*** Opening DATA FOR THIS EXERCISE ***
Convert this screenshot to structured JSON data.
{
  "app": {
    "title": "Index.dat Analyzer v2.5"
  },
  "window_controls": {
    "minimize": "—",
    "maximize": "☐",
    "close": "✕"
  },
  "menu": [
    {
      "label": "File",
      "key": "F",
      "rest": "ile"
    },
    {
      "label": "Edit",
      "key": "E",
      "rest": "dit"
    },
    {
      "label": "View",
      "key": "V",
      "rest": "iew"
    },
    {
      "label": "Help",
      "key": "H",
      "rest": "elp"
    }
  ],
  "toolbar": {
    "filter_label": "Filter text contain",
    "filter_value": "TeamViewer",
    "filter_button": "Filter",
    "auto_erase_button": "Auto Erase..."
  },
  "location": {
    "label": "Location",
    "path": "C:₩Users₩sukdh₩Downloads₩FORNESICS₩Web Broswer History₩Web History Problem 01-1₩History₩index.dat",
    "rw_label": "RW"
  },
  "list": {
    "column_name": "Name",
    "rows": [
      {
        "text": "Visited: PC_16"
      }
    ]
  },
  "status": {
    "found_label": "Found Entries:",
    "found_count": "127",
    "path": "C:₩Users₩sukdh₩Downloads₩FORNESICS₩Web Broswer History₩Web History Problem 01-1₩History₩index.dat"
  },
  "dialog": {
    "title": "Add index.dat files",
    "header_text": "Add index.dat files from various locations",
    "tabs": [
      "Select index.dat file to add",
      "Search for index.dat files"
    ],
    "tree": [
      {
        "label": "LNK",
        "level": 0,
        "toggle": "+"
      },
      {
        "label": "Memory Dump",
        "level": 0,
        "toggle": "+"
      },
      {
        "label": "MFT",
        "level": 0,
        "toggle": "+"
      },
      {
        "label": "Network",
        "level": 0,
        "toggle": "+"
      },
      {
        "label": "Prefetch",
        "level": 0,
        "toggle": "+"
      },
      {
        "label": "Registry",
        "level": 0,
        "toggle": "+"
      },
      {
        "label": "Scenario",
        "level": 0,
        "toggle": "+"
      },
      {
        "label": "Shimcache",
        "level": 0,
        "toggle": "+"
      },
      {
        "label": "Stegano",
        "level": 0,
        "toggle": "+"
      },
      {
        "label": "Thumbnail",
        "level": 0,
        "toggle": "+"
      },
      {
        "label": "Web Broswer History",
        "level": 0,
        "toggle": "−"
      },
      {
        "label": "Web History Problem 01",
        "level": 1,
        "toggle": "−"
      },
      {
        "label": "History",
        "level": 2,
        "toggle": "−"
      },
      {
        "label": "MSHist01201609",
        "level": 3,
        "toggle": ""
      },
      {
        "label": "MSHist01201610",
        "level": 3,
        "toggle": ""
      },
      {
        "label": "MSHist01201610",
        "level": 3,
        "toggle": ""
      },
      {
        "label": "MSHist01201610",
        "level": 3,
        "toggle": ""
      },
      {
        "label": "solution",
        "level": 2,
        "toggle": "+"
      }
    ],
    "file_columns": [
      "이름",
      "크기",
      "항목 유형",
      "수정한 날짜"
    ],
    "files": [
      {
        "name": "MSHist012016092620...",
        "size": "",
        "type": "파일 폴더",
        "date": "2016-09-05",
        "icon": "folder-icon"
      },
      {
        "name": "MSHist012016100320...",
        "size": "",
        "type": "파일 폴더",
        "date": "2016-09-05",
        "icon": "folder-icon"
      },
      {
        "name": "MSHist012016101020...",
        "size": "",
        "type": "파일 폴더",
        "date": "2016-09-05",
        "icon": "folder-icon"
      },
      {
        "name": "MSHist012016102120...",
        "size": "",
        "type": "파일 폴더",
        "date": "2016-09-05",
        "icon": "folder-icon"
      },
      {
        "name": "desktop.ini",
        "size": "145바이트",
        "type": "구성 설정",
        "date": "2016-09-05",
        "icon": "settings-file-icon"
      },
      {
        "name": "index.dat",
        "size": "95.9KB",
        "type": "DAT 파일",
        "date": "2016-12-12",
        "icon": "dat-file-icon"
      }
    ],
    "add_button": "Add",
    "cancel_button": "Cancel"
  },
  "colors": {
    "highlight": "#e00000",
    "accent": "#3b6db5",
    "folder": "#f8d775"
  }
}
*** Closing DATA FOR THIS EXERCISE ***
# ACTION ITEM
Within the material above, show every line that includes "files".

# EXERCISE RESULT
    "title": "Add index.dat files",
    "header_text": "Add index.dat files from various locations",
      "Search for index.dat files"
    "files": [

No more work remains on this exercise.